-Treatable disease with antibiotics but hard to diagnose. of the cases, only 1200-2200 reported, milder form of legionnaires this disease is called pontiac fever.
What are two names for the disease caused by mycoplasma pneumoniae?
-Primary atypical pneumonia
What are biological properties of m. pneumoniae?
Very small bacterium
Fastidious (hard to culture), fried egg colony morphology
-No PG in cell wall (atypical)
-Sterols in cell wall (atypical)
-Higher incidence of pneumonia in Military/college population
Why is ampicillin not used to treat walking pneumonia?
-No PG in wall means no penicillin sensitivity
-Coccoid or filamentous because no cell wall
How to diagnosis/treatment properties M. pneumoniae?
Difficult to diagnosis
based on symptoms, grows slowly in culture 2 weeks
Chest x-ray: diffused infiltrate not remarkable
Serological diagnosis: a variety of rapid tests based on indirect hemagglutination of erythrocytes or latex particles coated with M. pneumoniae antigens have been developed and some are commercially available
PCR: treatment long term with non penicillin family of drugs
What is chlamydia pneumoniae?
-Gram negative roundish irregular shape
-ER: elementary body
-RB: reticulate body
Where does chlamydia pneumoniae grow?
-Obligate intracellular pathogen that has a unique developmental cycle in mammalian host cells. Cant make own ATP, takes from host.
- Once inside phagocytic cells of lung (alveolar macrophages), it prevents fusion of phagosome and lysosome
What is the pathogenesis of chlamydia pneumoniae?
-Respiratory pathogen causes pneumonia, bronchitis, phargngitis, and sinusitis
-C. pneumonia cause 10% of all community acquired pneumonias
-Organism can make its way into the walls of various medium and large blood vessels, linger for years inducing the inflammation and immune reaction causing atherosclerosis leading to heart attacks and strokes
What is the treatment of c.pneumoniae?

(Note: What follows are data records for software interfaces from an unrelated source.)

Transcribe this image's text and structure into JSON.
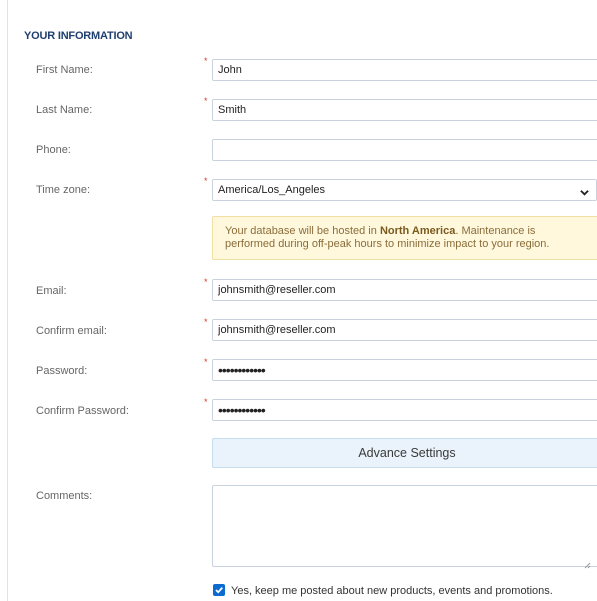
{
  "section": {
    "title": "YOUR INFORMATION"
  },
  "fields": {
    "first_name": {
      "label": "First Name:",
      "value": "John"
    },
    "last_name": {
      "label": "Last Name:",
      "value": "Smith"
    },
    "phone": {
      "label": "Phone:",
      "value": ""
    },
    "time_zone": {
      "label": "Time zone:",
      "value": "America/Los_Angeles"
    },
    "email": {
      "label": "Email:",
      "value": "johnsmith@reseller.com"
    },
    "confirm_email": {
      "label": "Confirm email:",
      "value": "johnsmith@reseller.com"
    },
    "password": {
      "label": "Password:",
      "value": "••••••••••••"
    },
    "confirm_password": {
      "label": "Confirm Password:",
      "value": "••••••••••••"
    },
    "comments": {
      "label": "Comments:",
      "value": ""
    }
  },
  "required_marker": "*",
  "notice": {
    "text_before": "Your database will be hosted in ",
    "region": "North America",
    "text_after": ". Maintenance is",
    "line2": "performed during off-peak hours to minimize impact to your region."
  },
  "advance_settings": {
    "label": "Advance Settings"
  },
  "newsletter": {
    "checked": true,
    "label": "Yes, keep me posted about new products, events and promotions."
  },
  "icons": {
    "select": "chevron-down-icon",
    "checkbox": "checkmark-icon",
    "resize": "resize-handle-icon"
  },
  "colors": {
    "section_title": "#1f3f6e",
    "required": "#d23b2c",
    "notice_bg": "#fff8dc",
    "button_bg": "#eaf3fb",
    "checkbox": "#0b6bd0"
  }
}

Due to the intracellular nature, long term (weeks to months) antimicrobial treatment is needed
What is klebsiella pneumoniae?
-Encapsulated Gram negative rods found in normal flora of human mouth, skin, intestines

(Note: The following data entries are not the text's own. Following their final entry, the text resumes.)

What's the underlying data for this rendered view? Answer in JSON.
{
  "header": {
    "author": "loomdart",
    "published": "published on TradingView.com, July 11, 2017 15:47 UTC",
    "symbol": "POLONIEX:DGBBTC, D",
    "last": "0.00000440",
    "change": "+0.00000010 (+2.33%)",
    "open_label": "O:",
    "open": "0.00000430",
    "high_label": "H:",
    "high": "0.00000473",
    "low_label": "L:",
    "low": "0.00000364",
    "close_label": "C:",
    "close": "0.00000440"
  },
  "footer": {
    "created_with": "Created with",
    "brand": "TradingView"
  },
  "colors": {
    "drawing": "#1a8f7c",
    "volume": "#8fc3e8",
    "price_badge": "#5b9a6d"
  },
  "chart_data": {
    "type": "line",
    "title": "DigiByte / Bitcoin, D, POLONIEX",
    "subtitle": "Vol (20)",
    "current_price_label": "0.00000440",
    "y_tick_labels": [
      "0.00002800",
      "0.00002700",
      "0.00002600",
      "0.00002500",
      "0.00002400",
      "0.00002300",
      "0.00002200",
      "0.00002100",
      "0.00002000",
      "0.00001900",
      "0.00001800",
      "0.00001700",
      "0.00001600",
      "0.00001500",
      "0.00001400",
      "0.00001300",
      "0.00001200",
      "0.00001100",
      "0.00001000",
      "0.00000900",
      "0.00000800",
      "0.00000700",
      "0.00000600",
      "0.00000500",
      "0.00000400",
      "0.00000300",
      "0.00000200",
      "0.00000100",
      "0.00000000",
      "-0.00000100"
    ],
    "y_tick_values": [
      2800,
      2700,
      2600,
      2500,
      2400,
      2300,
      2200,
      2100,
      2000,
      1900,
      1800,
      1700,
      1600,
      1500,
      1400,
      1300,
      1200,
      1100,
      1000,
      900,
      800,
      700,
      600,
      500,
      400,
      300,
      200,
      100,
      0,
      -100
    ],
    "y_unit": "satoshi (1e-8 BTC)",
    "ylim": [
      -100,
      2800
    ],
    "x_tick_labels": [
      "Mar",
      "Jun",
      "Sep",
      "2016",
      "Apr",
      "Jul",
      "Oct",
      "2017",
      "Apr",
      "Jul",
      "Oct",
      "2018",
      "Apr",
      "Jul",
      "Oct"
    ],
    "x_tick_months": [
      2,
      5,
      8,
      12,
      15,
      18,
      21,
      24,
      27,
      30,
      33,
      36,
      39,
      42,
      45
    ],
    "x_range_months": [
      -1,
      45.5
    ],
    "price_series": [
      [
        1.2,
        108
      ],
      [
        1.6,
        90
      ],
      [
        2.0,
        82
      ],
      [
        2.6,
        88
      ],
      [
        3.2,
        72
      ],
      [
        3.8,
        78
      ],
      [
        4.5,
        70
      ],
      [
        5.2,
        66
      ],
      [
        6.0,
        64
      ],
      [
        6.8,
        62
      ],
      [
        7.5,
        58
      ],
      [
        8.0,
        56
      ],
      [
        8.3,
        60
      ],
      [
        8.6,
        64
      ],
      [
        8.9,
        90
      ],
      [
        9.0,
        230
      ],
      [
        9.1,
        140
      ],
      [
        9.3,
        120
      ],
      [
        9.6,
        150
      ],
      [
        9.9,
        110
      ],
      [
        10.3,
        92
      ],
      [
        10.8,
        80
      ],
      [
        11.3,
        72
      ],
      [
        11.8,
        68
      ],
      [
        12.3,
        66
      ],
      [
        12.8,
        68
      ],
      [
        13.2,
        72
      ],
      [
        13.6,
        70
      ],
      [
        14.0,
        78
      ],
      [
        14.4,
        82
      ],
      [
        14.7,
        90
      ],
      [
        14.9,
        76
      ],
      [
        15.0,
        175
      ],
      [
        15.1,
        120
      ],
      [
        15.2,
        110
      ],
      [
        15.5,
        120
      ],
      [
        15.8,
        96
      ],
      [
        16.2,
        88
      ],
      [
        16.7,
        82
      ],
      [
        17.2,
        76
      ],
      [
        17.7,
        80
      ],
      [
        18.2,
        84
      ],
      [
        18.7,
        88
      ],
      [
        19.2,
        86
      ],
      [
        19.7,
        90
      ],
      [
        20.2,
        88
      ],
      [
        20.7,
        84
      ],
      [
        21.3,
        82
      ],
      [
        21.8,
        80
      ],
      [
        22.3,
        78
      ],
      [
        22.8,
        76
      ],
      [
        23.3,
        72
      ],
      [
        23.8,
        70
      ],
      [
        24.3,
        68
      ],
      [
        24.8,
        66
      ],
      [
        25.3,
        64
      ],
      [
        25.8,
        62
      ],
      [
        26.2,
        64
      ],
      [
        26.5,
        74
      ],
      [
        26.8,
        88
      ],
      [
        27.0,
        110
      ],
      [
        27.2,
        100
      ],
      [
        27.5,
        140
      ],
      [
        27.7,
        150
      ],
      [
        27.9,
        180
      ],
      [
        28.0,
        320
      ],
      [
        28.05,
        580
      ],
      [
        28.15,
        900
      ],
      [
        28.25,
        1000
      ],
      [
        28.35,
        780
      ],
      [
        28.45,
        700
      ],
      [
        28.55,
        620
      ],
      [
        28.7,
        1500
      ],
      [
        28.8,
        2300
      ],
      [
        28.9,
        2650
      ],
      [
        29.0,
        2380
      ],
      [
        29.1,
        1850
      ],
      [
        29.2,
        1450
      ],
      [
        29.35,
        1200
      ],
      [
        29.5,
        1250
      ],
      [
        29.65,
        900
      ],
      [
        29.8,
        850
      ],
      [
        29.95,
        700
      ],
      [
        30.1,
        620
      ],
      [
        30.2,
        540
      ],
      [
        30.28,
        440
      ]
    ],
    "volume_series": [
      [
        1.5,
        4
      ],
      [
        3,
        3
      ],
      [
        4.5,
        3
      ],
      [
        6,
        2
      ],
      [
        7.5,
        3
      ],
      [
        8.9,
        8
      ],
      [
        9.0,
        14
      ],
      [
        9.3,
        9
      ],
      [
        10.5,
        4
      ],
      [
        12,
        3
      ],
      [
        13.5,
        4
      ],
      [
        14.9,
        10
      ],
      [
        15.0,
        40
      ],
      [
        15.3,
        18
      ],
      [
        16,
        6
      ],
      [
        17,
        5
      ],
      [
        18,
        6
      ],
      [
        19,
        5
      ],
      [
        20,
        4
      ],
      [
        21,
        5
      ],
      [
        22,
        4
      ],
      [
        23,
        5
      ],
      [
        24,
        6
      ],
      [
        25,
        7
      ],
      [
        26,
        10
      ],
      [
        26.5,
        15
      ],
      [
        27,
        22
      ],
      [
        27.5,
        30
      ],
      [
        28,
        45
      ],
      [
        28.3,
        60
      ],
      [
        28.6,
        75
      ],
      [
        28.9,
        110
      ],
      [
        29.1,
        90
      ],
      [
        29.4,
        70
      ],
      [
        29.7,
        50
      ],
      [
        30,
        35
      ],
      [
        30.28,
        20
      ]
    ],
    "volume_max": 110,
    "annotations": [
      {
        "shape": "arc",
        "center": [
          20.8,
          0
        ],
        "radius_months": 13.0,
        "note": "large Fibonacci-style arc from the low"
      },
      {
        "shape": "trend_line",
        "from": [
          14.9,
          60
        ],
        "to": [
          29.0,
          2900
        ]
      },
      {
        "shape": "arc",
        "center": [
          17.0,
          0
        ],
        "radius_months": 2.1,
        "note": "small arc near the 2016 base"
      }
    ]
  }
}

-Can cause bacterial lobar pneumonia, typically due to aspiration in alcoholics or people with compromised pulmonary function
-It is also an opportunistic pathogen more commonly causing hospital acquired lung, urinary tract and wound infections
How many of the pneumonia causing agents do we know?
- only 50% of agent cause pneumonia cases are known.